→ Goal of the exercise
Work out how many lines in the data include the string "Cloth"; reply with that number alone.

→ Records supplied
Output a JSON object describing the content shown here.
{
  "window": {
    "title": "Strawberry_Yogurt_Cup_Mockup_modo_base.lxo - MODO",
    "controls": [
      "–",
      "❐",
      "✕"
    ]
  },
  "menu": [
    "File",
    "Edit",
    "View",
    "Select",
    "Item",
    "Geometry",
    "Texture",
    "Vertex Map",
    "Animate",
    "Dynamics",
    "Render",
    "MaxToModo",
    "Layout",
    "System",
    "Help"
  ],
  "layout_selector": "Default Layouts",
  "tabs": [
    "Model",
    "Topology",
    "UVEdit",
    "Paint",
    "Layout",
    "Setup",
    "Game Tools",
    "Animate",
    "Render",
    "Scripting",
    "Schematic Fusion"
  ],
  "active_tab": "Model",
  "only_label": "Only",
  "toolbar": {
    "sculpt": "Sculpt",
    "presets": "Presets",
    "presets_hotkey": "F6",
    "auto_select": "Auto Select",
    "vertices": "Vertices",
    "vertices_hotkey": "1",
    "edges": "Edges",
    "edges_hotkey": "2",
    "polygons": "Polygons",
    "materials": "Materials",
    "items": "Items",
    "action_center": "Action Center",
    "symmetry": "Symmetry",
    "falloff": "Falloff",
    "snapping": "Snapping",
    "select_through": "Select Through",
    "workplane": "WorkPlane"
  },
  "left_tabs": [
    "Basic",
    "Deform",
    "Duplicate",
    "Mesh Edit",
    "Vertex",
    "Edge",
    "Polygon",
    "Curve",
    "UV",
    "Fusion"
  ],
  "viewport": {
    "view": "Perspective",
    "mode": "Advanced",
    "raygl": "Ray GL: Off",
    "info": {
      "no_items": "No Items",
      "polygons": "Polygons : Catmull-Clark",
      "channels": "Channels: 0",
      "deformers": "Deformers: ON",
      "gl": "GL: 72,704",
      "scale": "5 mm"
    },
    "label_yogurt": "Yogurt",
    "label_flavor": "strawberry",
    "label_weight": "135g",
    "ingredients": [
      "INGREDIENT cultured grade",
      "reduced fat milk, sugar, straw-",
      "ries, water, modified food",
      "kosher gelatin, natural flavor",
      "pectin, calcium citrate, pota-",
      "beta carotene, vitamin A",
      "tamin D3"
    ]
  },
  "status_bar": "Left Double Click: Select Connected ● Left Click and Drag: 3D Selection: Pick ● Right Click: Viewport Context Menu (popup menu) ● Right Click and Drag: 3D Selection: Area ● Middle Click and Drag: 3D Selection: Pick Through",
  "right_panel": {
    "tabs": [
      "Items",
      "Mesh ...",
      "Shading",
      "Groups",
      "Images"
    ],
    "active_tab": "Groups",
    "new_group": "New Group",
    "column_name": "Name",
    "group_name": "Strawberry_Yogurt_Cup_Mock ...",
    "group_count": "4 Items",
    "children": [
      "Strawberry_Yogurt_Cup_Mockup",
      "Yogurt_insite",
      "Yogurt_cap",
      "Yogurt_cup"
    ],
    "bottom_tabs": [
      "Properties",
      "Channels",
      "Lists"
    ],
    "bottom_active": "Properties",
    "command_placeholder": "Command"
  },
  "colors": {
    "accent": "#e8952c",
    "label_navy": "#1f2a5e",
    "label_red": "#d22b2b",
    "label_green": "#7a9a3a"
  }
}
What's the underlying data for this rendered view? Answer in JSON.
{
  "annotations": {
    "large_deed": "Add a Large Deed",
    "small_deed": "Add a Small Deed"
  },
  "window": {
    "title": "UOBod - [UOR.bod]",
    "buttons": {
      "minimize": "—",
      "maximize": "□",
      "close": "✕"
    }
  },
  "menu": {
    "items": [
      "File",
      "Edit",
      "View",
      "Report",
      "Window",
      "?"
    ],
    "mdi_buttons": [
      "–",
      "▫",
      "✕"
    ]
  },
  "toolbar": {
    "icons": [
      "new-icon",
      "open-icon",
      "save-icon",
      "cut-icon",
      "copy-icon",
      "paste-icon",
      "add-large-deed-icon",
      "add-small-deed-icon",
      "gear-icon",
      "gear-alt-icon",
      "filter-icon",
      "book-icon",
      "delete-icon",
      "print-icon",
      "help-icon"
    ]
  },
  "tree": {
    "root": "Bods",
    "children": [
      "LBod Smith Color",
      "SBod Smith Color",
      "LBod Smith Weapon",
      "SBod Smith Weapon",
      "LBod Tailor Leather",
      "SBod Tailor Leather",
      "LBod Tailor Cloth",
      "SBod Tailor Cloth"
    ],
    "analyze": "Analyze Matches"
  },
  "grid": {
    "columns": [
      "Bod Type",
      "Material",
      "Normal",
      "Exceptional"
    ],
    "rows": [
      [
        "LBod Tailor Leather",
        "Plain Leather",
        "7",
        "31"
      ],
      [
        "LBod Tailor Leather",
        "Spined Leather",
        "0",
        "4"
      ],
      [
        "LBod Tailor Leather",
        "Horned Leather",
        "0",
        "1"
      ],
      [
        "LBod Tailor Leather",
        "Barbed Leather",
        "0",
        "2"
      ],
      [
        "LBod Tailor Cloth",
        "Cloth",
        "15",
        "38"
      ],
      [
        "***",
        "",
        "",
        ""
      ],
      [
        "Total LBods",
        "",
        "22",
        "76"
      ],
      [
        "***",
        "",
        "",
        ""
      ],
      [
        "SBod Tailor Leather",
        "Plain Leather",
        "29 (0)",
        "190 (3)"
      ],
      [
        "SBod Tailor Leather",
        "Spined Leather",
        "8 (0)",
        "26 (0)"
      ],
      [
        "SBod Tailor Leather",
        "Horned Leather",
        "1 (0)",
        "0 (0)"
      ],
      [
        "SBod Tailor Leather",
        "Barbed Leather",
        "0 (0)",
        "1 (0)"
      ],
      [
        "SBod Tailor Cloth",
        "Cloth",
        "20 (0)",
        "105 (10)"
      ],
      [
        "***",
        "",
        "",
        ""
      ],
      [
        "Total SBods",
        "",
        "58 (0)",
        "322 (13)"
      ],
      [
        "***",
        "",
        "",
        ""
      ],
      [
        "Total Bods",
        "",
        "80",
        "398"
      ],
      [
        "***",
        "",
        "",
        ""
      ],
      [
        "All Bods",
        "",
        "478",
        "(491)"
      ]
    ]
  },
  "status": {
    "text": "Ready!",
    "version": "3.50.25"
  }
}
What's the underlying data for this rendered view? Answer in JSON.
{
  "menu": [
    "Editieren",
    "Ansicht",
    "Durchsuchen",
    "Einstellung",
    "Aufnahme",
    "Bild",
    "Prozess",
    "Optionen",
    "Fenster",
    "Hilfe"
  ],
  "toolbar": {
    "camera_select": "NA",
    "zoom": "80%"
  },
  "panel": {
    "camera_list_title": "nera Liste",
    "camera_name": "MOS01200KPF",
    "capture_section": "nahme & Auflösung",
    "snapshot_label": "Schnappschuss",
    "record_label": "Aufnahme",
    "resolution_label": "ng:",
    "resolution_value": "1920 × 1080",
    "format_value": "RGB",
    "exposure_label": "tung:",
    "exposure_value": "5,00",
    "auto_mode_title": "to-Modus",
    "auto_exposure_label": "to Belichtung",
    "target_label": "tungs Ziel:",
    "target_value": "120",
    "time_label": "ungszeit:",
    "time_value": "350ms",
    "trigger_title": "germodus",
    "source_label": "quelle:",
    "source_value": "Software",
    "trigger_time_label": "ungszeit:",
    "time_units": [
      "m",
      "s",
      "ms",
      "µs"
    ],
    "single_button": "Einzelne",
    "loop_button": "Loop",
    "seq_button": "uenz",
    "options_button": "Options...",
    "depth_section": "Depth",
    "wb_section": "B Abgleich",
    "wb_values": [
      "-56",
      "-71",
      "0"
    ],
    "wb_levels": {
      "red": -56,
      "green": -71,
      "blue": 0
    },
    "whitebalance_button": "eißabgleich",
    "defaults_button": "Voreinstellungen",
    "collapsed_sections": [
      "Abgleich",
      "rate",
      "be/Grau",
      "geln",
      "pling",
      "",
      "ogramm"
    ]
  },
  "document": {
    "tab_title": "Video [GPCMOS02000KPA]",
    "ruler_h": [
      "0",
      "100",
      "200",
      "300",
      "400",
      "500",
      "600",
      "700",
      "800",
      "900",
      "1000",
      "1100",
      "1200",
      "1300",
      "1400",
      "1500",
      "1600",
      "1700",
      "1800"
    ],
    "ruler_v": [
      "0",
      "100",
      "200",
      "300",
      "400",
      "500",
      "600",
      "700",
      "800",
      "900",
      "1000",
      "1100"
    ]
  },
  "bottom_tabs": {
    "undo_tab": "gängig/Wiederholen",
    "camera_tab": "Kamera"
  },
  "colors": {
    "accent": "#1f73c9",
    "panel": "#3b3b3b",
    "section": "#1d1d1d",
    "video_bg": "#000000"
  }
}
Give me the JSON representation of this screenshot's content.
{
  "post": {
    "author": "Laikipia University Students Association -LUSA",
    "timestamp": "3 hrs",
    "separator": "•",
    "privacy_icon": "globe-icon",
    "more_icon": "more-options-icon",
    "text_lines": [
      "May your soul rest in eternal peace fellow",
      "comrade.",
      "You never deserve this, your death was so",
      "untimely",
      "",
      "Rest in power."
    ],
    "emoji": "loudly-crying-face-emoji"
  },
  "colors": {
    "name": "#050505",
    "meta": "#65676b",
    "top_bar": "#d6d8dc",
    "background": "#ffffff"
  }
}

→ Exercise response
6